Between Summer’s Longing and Winter’s End: The Story of a Crime
Leif GW Persson
Here’s the blurb form the publisher:
A young man falls to his death from a window in a student dorm in Stockholm, his loose shoe striking and killing the little dog being taken for his evening walk by an old man. It seems to be a mundane suicide—at least that’s what the police choose to think. But the young man is American, not Swedish, and there are a couple of odd things about his room when they search it. . . .
From these tiny beginnings, Leif GW Persson slowly begins to unravel a puzzle that gets larger and larger as it becomes more and more complex, until it sweeps us into a web of international espionage, backroom politics, greed, sheer incompetence, and the shoddy work of Sweden’s intelligence force that leads to the murder of the prime minister.

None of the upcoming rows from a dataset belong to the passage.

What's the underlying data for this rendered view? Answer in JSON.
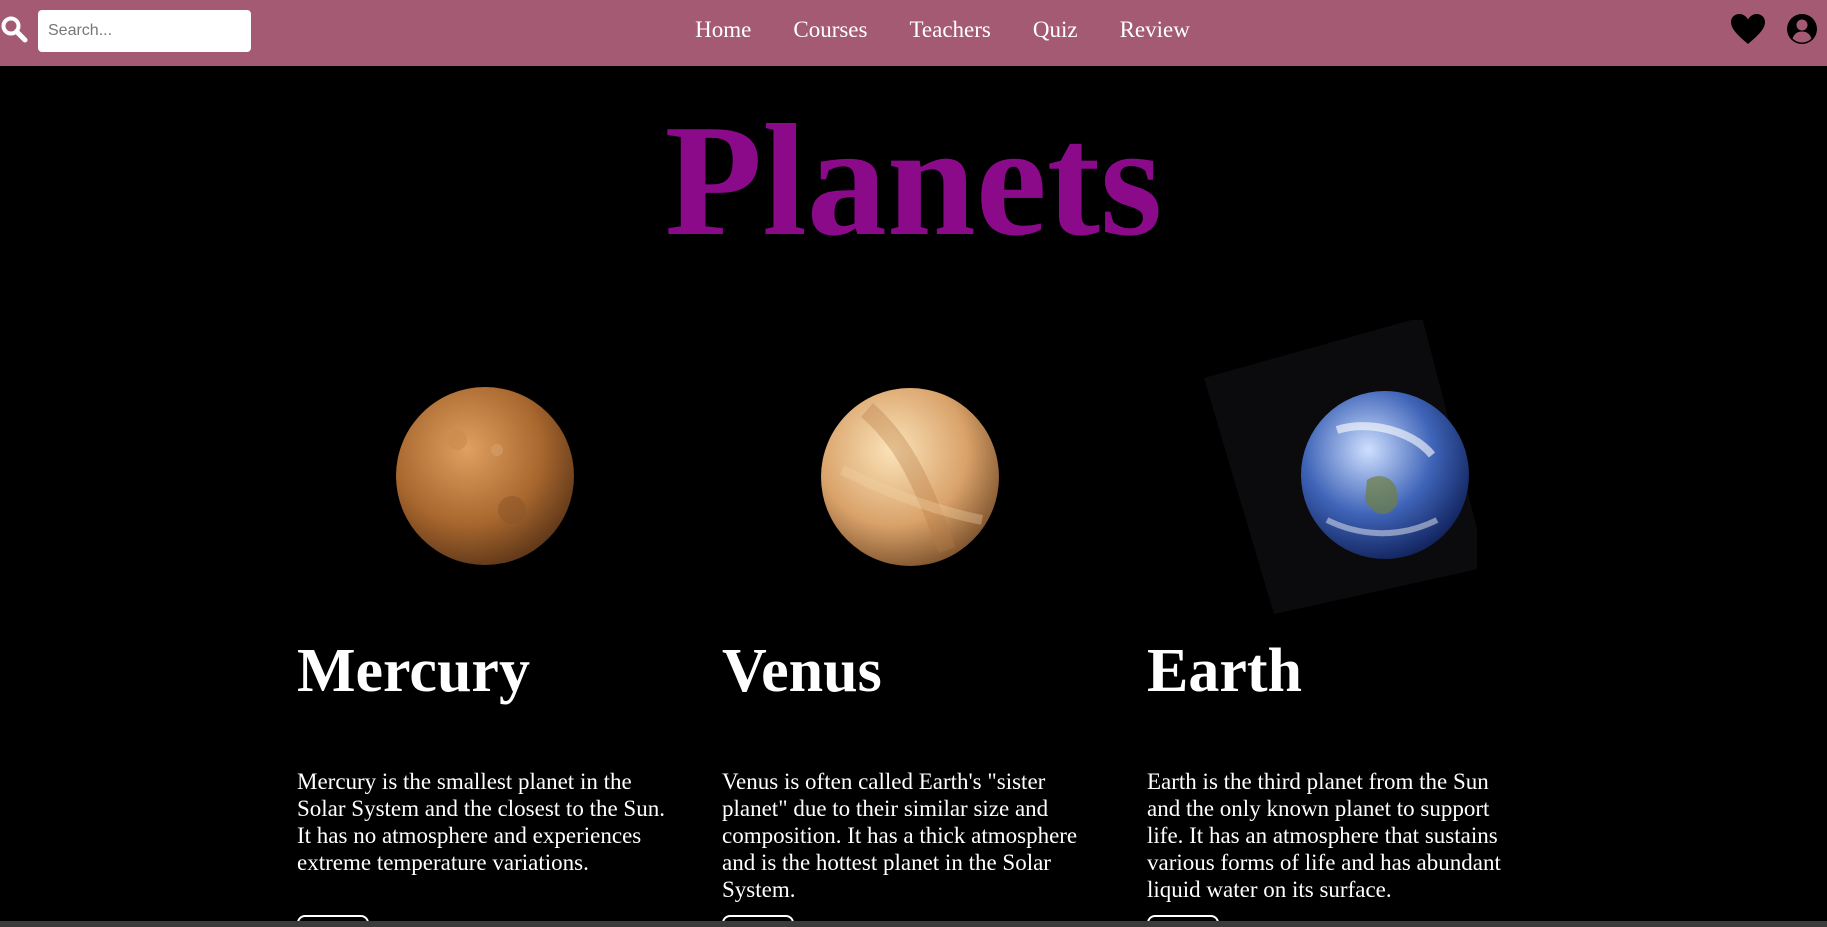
{
  "header": {
    "search_placeholder": "Search...",
    "search_value": "",
    "nav": [
      "Home",
      "Courses",
      "Teachers",
      "Quiz",
      "Review"
    ],
    "icons": {
      "search": "search-icon",
      "favorites": "heart-icon",
      "account": "user-icon"
    },
    "colors": {
      "bar": "#a45a72",
      "link": "#ffffff"
    }
  },
  "hero": {
    "title": "Planets",
    "color": "#8a0a8a"
  },
  "planets": [
    {
      "name": "Mercury",
      "description": "Mercury is the smallest planet in the Solar System and the closest to the Sun. It has no atmosphere and experiences extreme temperature variations.",
      "colors": [
        "#e0a060",
        "#a8672e",
        "#5a3417"
      ]
    },
    {
      "name": "Venus",
      "description": "Venus is often called Earth's \"sister planet\" due to their similar size and composition. It has a thick atmosphere and is the hottest planet in the Solar System.",
      "colors": [
        "#fbe3b8",
        "#d9a26a",
        "#7a4f2a"
      ]
    },
    {
      "name": "Earth",
      "description": "Earth is the third planet from the Sun and the only known planet to support life. It has an atmosphere that sustains various forms of life and has abundant liquid water on its surface.",
      "colors": [
        "#cfe0ff",
        "#3f64b8",
        "#0e1f57"
      ]
    }
  ]
}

The first novel in a dark and dazzling trilogy that has become the defining fictional account of the unsolved 1986 assassination of Swedish Prime Minister Olof Palme—an event that triggered the biggest criminal investigation in recorded history—Between Summer’s Longing and Winter’s End is a riveting insider’s combination of black satire, thriller, psychological drama, and police procedural by a writer universally acknowledged as Sweden’s leading criminologist.
I’m not terribly big on crime fiction but this author is being compared to Mankell and Larsson. Don’t you love the cover? It’s the first book in a trilogy too. Trilogies seem to be pretty popular these days. I love them because the anticipation over each release is great in and of itself, but when you pick up a book that’s part of a trilogy, it’s like seeing an old friend that you haven’t seen in awhile. I feel as if I must have this one.